> WORK REQUIRED: Retrieve all lines below that have the string "MyTest".

> RECORDS PROVIDED:
[Start of Attachment]

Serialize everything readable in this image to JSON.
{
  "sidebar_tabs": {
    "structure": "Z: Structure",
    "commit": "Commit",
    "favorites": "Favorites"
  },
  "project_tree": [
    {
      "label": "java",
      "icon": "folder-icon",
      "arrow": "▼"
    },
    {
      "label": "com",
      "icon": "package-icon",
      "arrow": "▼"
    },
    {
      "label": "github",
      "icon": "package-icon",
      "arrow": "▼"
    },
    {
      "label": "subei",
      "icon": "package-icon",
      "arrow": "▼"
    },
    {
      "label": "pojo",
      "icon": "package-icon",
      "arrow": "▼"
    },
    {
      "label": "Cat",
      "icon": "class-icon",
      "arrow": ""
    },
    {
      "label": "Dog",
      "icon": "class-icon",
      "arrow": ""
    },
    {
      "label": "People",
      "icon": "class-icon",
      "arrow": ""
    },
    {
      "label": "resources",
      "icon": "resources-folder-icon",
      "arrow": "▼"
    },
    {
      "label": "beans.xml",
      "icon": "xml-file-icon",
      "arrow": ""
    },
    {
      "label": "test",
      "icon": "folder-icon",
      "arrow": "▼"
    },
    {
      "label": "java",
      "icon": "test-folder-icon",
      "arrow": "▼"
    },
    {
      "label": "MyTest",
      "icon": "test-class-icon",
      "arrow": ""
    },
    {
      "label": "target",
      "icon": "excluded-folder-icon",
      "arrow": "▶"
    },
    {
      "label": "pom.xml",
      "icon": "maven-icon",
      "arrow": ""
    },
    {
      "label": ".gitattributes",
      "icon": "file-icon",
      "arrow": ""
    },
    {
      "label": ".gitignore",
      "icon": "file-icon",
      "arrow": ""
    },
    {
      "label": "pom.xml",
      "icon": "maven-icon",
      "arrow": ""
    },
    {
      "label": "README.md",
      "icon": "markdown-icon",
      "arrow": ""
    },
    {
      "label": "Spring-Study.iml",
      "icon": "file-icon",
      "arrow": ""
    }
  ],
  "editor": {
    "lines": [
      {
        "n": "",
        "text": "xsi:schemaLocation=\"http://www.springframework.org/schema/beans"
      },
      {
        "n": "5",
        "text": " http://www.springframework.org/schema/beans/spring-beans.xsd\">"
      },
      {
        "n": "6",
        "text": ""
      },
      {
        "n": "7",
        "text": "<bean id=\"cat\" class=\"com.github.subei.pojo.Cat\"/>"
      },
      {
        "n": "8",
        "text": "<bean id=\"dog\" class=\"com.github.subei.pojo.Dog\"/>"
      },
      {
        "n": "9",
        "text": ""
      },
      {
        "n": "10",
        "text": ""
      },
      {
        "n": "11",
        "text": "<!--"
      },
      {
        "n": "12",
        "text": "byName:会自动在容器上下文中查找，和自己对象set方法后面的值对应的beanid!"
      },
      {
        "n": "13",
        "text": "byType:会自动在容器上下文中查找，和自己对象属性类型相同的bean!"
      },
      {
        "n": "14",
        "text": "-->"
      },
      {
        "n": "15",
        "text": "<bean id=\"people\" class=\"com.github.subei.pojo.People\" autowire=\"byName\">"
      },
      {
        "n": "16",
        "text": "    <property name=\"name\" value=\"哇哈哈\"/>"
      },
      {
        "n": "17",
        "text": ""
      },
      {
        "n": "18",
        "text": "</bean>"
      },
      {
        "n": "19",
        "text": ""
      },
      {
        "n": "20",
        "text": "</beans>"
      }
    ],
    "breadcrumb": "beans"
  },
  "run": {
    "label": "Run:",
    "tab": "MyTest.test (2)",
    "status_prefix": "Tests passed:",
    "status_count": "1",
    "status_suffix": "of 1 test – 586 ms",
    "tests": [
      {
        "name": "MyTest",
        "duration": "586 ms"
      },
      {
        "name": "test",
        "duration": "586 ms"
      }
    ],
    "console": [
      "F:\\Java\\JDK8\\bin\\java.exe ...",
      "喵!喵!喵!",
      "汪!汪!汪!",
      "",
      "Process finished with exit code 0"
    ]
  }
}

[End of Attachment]

> RESULT BELOW:
      "label": "MyTest",
    "tab": "MyTest.test (2)",
        "name": "MyTest",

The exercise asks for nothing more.